Since our development environment is controlled completely by passing environment variables from one process to its children, in general we allow all variables to flow freely. There are, however, a few circumstances in which we need to inhibit this flow.
Maya and Nuke, for example, add to the
PYTHONHOME, and our
launchers add to
SITETOOLS_SITES (e.g., for the app’s special flavour of
PyQt, etc.), and these changes must not propigate to child processes.
These tools allow us to manage those variables which should not propigate. In a “freeze”, the current state of given variables will be stored in the environment (for which you can provide part of the variable name). Then you can modify those variables for use, and launch the app.
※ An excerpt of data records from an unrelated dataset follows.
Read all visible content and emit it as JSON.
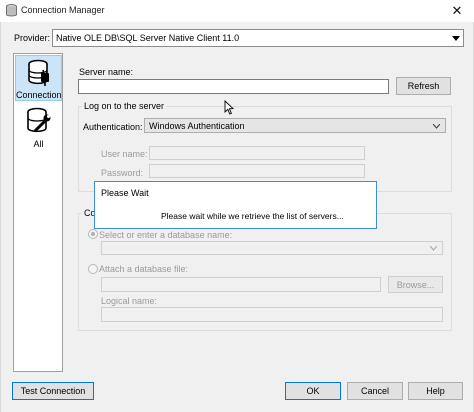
{
  "window": {
    "title": "Connection Manager",
    "close_glyph": "✕"
  },
  "provider": {
    "label": "Provider:",
    "value": "Native OLE DB\\SQL Server Native Client 11.0"
  },
  "sidebar": {
    "items": [
      {
        "label": "Connection",
        "icon": "database-plug-icon",
        "selected": true
      },
      {
        "label": "All",
        "icon": "database-wrench-icon",
        "selected": false
      }
    ]
  },
  "server": {
    "label": "Server name:",
    "value": "",
    "refresh_label": "Refresh"
  },
  "logon": {
    "group_title": "Log on to the server",
    "auth_label": "Authentication:",
    "auth_value": "Windows Authentication",
    "user_label": "User name:",
    "password_label": "Password:"
  },
  "database": {
    "group_title_visible": "Co",
    "select_label": "Select or enter a database name:",
    "attach_label": "Attach a database file:",
    "browse_label": "Browse...",
    "logical_label": "Logical name:"
  },
  "dialog": {
    "title": "Please Wait",
    "message": "Please wait while we retrieve the list of servers..."
  },
  "footer": {
    "test_label": "Test Connection",
    "ok_label": "OK",
    "cancel_label": "Cancel",
    "help_label": "Help"
  },
  "colors": {
    "accent": "#0078d7",
    "selection": "#cce4f7",
    "dialog_border": "#3a8fd6"
  }
}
Upon Python startup, these tools will reset any variables which have been flagged with the default, unnamed, namespace.
Where the default, unnamed, freeze is stored.
Do not use this directly, as the format is subject to change without notice. Instead, use
freeze(environ, names, label=None)¶
Flag the given names to reset to their current value in the next Python.
This is useful to reset environment variables that are set by wrapper scripts that are nessesary to bootstrap the process, but we do not want to carry into any subprocess. E.g.
This may be called multiple times for the same label as it updates any existing freezes.
import os from subprocess import call from sitecustomize.environ import freeze env = dict(os.environ) env['DEMO'] = 'one' freeze(env, ['DEMO']) env['DEMO'] = 'two' call(['python', '-c', 'import os; print os.environ["DEMO"]'], env=env) # Prints: one
unfreeze(label, pop=False, environ=None)¶
Reset the environment to its state before it was frozen by
A context manager to re-freeze the environment on exit.
unfreeze('nuke') # or with unfreeze('maya'): # do something